## Task statement
Output the full listing below exactly, without the pictures.
======== Information shown
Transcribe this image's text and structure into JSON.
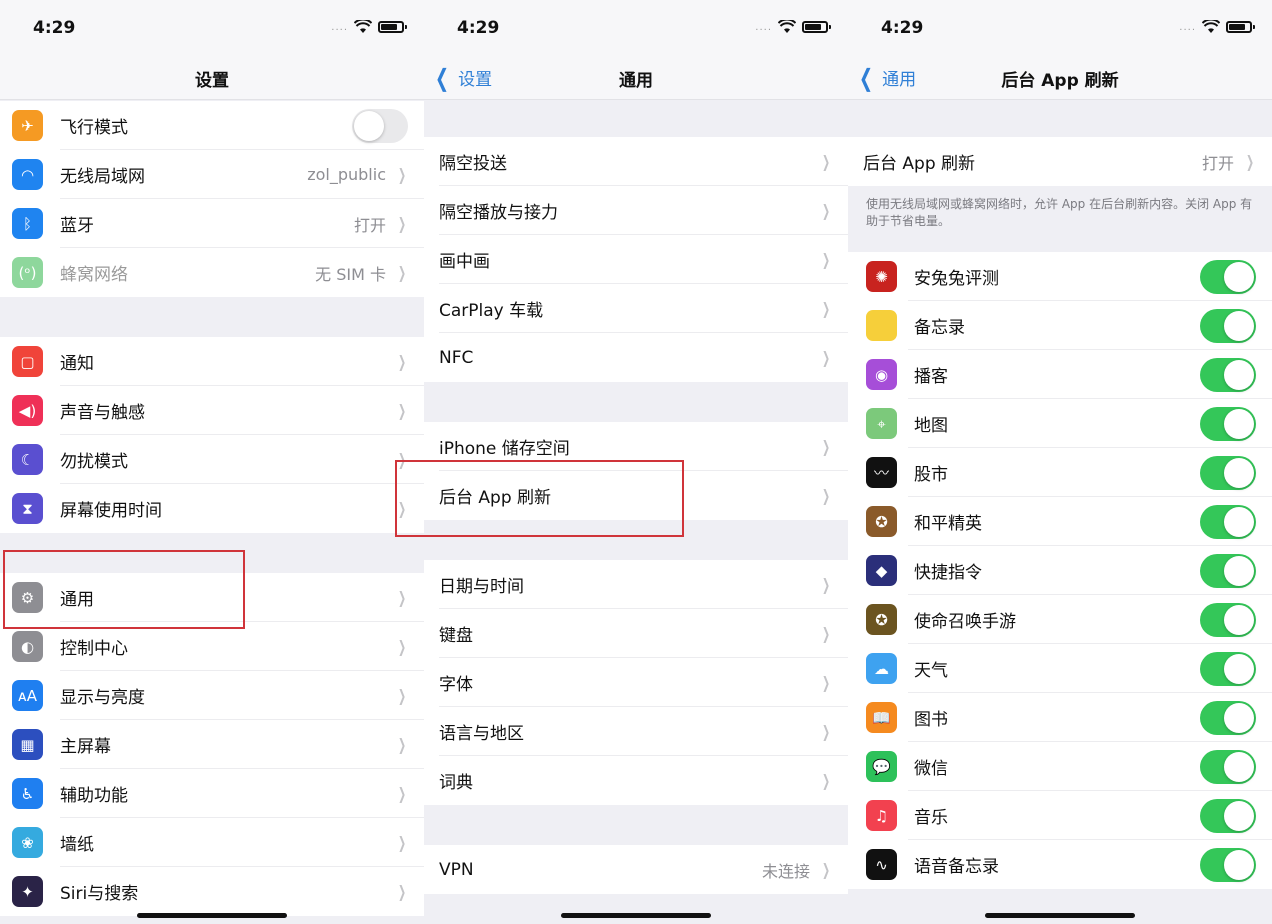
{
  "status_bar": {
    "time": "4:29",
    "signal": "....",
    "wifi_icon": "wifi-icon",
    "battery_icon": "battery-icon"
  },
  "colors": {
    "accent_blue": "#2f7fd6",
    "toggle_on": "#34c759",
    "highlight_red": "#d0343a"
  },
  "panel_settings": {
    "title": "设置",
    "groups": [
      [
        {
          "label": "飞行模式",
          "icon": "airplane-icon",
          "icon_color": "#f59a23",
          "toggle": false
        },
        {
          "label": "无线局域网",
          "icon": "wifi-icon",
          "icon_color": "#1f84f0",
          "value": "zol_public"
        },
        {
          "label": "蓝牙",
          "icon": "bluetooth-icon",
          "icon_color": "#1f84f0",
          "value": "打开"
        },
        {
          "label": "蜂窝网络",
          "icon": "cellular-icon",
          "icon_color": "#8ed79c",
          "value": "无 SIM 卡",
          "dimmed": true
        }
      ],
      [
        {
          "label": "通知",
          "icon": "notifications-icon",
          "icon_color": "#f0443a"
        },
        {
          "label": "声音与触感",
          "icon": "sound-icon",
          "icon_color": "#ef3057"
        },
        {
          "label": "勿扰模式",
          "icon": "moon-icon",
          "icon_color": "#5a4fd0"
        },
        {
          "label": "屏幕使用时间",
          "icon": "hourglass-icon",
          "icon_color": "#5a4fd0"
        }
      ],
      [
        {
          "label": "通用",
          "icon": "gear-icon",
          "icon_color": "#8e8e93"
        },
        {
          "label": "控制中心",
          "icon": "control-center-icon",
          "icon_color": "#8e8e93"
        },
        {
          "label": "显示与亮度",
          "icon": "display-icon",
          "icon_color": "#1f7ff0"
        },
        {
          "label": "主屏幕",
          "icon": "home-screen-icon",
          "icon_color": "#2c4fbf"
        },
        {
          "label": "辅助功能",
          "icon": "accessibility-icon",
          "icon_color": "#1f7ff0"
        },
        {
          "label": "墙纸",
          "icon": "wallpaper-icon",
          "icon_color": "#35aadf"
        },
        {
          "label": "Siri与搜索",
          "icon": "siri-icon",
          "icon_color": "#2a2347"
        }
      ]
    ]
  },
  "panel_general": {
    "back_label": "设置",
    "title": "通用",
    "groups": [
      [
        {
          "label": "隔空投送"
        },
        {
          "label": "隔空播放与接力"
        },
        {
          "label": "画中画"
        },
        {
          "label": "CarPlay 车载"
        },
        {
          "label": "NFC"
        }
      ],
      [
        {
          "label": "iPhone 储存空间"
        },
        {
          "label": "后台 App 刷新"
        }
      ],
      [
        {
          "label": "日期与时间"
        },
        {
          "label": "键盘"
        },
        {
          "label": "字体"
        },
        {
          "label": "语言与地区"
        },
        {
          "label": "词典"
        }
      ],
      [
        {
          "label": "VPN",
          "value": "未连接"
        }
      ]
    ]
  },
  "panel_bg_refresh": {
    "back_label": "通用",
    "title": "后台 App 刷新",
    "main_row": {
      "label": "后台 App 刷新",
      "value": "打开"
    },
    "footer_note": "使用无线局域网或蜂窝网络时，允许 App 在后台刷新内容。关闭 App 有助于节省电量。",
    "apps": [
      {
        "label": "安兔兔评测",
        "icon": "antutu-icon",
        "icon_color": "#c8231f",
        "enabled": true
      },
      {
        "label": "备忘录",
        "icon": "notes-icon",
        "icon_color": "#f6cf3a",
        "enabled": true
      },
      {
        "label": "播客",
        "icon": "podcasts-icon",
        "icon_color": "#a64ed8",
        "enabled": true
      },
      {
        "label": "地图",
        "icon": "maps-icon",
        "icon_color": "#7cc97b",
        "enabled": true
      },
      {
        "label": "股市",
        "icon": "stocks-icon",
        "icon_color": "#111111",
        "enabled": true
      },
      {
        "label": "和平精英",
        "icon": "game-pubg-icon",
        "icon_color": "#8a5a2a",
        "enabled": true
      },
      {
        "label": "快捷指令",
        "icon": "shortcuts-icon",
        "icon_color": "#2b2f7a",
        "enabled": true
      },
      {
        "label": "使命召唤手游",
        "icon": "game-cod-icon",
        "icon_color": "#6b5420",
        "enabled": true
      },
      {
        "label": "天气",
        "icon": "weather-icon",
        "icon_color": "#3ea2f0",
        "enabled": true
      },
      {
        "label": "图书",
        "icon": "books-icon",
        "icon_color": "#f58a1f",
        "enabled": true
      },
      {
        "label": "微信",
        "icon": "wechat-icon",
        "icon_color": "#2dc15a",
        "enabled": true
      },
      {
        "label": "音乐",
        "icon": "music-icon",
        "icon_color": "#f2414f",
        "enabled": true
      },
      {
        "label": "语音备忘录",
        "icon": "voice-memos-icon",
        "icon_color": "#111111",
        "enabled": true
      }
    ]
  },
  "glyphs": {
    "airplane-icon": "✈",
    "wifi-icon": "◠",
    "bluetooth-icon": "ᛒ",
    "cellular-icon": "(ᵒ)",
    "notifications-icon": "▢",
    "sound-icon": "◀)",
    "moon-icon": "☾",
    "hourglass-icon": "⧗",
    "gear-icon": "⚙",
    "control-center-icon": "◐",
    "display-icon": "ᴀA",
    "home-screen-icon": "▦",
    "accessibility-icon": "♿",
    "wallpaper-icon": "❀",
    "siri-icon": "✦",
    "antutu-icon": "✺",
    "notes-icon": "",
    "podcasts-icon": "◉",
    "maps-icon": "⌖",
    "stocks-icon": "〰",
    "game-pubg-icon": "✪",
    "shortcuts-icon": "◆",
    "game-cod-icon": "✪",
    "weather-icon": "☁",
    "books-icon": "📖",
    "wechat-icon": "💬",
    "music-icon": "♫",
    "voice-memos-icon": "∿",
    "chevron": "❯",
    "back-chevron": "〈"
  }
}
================
## Task solution
Transcribe this image's text and structure into JSON.
{
  "status_bar": {
    "time": "4:29",
    "signal": "....",
    "wifi_icon": "wifi-icon",
    "battery_icon": "battery-icon"
  },
  "colors": {
    "accent_blue": "#2f7fd6",
    "toggle_on": "#34c759",
    "highlight_red": "#d0343a"
  },
  "panel_settings": {
    "title": "设置",
    "groups": [
      [
        {
          "label": "飞行模式",
          "icon": "airplane-icon",
          "icon_color": "#f59a23",
          "toggle": false
        },
        {
          "label": "无线局域网",
          "icon": "wifi-icon",
          "icon_color": "#1f84f0",
          "value": "zol_public"
        },
        {
          "label": "蓝牙",
          "icon": "bluetooth-icon",
          "icon_color": "#1f84f0",
          "value": "打开"
        },
        {
          "label": "蜂窝网络",
          "icon": "cellular-icon",
          "icon_color": "#8ed79c",
          "value": "无 SIM 卡",
          "dimmed": true
        }
      ],
      [
        {
          "label": "通知",
          "icon": "notifications-icon",
          "icon_color": "#f0443a"
        },
        {
          "label": "声音与触感",
          "icon": "sound-icon",
          "icon_color": "#ef3057"
        },
        {
          "label": "勿扰模式",
          "icon": "moon-icon",
          "icon_color": "#5a4fd0"
        },
        {
          "label": "屏幕使用时间",
          "icon": "hourglass-icon",
          "icon_color": "#5a4fd0"
        }
      ],
      [
        {
          "label": "通用",
          "icon": "gear-icon",
          "icon_color": "#8e8e93"
        },
        {
          "label": "控制中心",
          "icon": "control-center-icon",
          "icon_color": "#8e8e93"
        },
        {
          "label": "显示与亮度",
          "icon": "display-icon",
          "icon_color": "#1f7ff0"
        },
        {
          "label": "主屏幕",
          "icon": "home-screen-icon",
          "icon_color": "#2c4fbf"
        },
        {
          "label": "辅助功能",
          "icon": "accessibility-icon",
          "icon_color": "#1f7ff0"
        },
        {
          "label": "墙纸",
          "icon": "wallpaper-icon",
          "icon_color": "#35aadf"
        },
        {
          "label": "Siri与搜索",
          "icon": "siri-icon",
          "icon_color": "#2a2347"
        }
      ]
    ]
  },
  "panel_general": {
    "back_label": "设置",
    "title": "通用",
    "groups": [
      [
        {
          "label": "隔空投送"
        },
        {
          "label": "隔空播放与接力"
        },
        {
          "label": "画中画"
        },
        {
          "label": "CarPlay 车载"
        },
        {
          "label": "NFC"
        }
      ],
      [
        {
          "label": "iPhone 储存空间"
        },
        {
          "label": "后台 App 刷新"
        }
      ],
      [
        {
          "label": "日期与时间"
        },
        {
          "label": "键盘"
        },
        {
          "label": "字体"
        },
        {
          "label": "语言与地区"
        },
        {
          "label": "词典"
        }
      ],
      [
        {
          "label": "VPN",
          "value": "未连接"
        }
      ]
    ]
  },
  "panel_bg_refresh": {
    "back_label": "通用",
    "title": "后台 App 刷新",
    "main_row": {
      "label": "后台 App 刷新",
      "value": "打开"
    },
    "footer_note": "使用无线局域网或蜂窝网络时，允许 App 在后台刷新内容。关闭 App 有助于节省电量。",
    "apps": [
      {
        "label": "安兔兔评测",
        "icon": "antutu-icon",
        "icon_color": "#c8231f",
        "enabled": true
      },
      {
        "label": "备忘录",
        "icon": "notes-icon",
        "icon_color": "#f6cf3a",
        "enabled": true
      },
      {
        "label": "播客",
        "icon": "podcasts-icon",
        "icon_color": "#a64ed8",
        "enabled": true
      },
      {
        "label": "地图",
        "icon": "maps-icon",
        "icon_color": "#7cc97b",
        "enabled": true
      },
      {
        "label": "股市",
        "icon": "stocks-icon",
        "icon_color": "#111111",
        "enabled": true
      },
      {
        "label": "和平精英",
        "icon": "game-pubg-icon",
        "icon_color": "#8a5a2a",
        "enabled": true
      },
      {
        "label": "快捷指令",
        "icon": "shortcuts-icon",
        "icon_color": "#2b2f7a",
        "enabled": true
      },
      {
        "label": "使命召唤手游",
        "icon": "game-cod-icon",
        "icon_color": "#6b5420",
        "enabled": true
      },
      {
        "label": "天气",
        "icon": "weather-icon",
        "icon_color": "#3ea2f0",
        "enabled": true
      },
      {
        "label": "图书",
        "icon": "books-icon",
        "icon_color": "#f58a1f",
        "enabled": true
      },
      {
        "label": "微信",
        "icon": "wechat-icon",
        "icon_color": "#2dc15a",
        "enabled": true
      },
      {
        "label": "音乐",
        "icon": "music-icon",
        "icon_color": "#f2414f",
        "enabled": true
      },
      {
        "label": "语音备忘录",
        "icon": "voice-memos-icon",
        "icon_color": "#111111",
        "enabled": true
      }
    ]
  },
  "glyphs": {
    "airplane-icon": "✈",
    "wifi-icon": "◠",
    "bluetooth-icon": "ᛒ",
    "cellular-icon": "(ᵒ)",
    "notifications-icon": "▢",
    "sound-icon": "◀)",
    "moon-icon": "☾",
    "hourglass-icon": "⧗",
    "gear-icon": "⚙",
    "control-center-icon": "◐",
    "display-icon": "ᴀA",
    "home-screen-icon": "▦",
    "accessibility-icon": "♿",
    "wallpaper-icon": "❀",
    "siri-icon": "✦",
    "antutu-icon": "✺",
    "notes-icon": "",
    "podcasts-icon": "◉",
    "maps-icon": "⌖",
    "stocks-icon": "〰",
    "game-pubg-icon": "✪",
    "shortcuts-icon": "◆",
    "game-cod-icon": "✪",
    "weather-icon": "☁",
    "books-icon": "📖",
    "wechat-icon": "💬",
    "music-icon": "♫",
    "voice-memos-icon": "∿",
    "chevron": "❯",
    "back-chevron": "〈"
  }
}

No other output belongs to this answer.